Although, in this example, the prominent voice is in the lower part of the right hand—as opposed to the upper part of the right hand in the Rachmaninoff Prélude—it is a perfect introduction to the concept of dividing one hand into two independent voices.
While the world of J.S. Bach might seem very distant from that of the Rachmaninoff Prélude, there are innumerable examples of these layering and texture requirements throughout Bach's keyboard writing. The Little Preludes provide plenty of exposure to this technique within a simpler environment. The Short Prelude in E Minor, BWV 941, is a work that every one of my intermediate students learns in order to develop fluency in this most important skill (Excerpt 8). The right hand in this example plays two voices, each of which has to have an independent sound color. This correlates directly with what is eventually needed in the B section of the Rachmaninoff.
Excerpt 8: Short Prelude in E Minor, BWV 941, by J. S. Bach, mm. 4-8.
It is tempting to think that the brilliance of the alternating hand passage in the Rachmaninoff is the most challenging aspect of this work. However, if an adequate bridge has been established, it is easier to execute the alternating hands than it is to communicate the layers and the voicing described above. A great example of this technique in a simpler work can be found in Octavio Pinto's "Run, Run!" from Scenas Infantis (Excerpt 9).
Excerpt 9: “Run, Run!” from Scenas Infantis by Octavio Pinto, mm. 1-4.

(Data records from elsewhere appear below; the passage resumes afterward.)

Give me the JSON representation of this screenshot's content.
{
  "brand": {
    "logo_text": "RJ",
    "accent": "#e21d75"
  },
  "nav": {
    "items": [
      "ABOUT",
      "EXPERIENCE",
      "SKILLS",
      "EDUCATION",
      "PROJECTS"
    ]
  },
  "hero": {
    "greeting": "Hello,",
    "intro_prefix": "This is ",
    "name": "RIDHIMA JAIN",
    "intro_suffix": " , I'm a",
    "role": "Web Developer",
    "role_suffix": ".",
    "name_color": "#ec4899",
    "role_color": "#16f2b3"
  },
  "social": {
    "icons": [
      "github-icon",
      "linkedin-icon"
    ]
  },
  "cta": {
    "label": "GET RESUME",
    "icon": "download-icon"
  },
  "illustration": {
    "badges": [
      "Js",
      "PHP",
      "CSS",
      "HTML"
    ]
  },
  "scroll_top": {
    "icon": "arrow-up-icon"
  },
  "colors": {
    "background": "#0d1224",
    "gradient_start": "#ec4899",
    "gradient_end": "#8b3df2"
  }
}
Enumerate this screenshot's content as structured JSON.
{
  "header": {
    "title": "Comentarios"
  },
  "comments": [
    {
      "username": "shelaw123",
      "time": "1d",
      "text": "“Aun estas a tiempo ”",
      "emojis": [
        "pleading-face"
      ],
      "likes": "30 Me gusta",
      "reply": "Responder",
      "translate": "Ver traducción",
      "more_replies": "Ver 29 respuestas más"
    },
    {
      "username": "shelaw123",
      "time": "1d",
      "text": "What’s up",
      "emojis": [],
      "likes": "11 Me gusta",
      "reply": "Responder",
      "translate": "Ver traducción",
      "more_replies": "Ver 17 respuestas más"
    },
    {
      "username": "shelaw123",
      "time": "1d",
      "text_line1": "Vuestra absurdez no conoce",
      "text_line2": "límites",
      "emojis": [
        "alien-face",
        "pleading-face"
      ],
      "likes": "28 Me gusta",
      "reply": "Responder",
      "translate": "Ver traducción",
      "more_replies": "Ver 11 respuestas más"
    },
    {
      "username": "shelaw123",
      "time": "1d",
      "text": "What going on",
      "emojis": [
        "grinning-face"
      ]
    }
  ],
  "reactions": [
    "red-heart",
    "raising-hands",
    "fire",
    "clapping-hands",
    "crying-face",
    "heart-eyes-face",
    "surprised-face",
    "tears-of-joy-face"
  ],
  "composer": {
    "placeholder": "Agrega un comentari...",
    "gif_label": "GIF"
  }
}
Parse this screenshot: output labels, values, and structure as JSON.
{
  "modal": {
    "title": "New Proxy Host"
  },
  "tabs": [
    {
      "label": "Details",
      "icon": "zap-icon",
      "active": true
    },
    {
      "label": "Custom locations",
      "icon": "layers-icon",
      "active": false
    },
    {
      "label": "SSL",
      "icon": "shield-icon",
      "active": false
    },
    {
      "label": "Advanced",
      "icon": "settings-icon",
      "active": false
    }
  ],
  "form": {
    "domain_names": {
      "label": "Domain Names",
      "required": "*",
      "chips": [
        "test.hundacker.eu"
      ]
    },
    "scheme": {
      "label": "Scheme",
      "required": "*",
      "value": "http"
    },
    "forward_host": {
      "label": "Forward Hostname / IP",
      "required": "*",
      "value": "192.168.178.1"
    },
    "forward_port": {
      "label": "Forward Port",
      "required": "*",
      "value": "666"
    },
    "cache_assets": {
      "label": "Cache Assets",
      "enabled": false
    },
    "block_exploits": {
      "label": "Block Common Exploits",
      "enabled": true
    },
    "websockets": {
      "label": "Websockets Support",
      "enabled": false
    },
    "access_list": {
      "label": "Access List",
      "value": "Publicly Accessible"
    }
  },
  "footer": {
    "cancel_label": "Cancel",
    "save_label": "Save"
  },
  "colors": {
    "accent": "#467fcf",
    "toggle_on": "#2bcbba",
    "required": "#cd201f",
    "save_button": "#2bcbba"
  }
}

While the examples from Schumann's Album for the Young and Burgmüller's "The Quiet Stream" provide opportunities for cultivating a secure grasp of legato pedaling technique, the Rachmaninoff Prélude requires use of partial pedaling and also a comfort with using the una corda pedal, given the wide dynamic range required. A composer who immediately comes to mind for sophisticated pedaling techniques is Debussy. While there are not many works by this composer that are easier than the Rachmaninoff, "The Girl with the Flaxen Hair" provides good preparation for the pedaling required in the Rachmaninoff Prélude.
Excerpt 10: “The Girl with the Flaxen Hair,” from Préludes, Book I, by Claude Debussy, mm. 10-13.
When I assign a more advanced work such as this Rachmaninoff prélude to one of my students, I like to feel confident that this bridge has been established and maintained. This allows these teachable skills to be negotiated with confidence and skill. We want to step—not leap and stumble—toward Parnassus. Of course, this will not guarantee a stellar performance. However, exposing our students to these skills prior to tackling an advanced work provides their own innate artistry a better and more realistic chance of blossoming. Thinking about repertoire selection from this vantage point allows the teacher to take ownership of this consequential variable. A wise selection can determine our students' success, satisfaction, and joy in performing the masterworks that enrich our great tradition.
1Robert A. Duke, Intelligent Music Teaching: Essays on the Core Principles of Effective Instruction (Austin, TX: Learning and Behavior Resources, 2005), 90.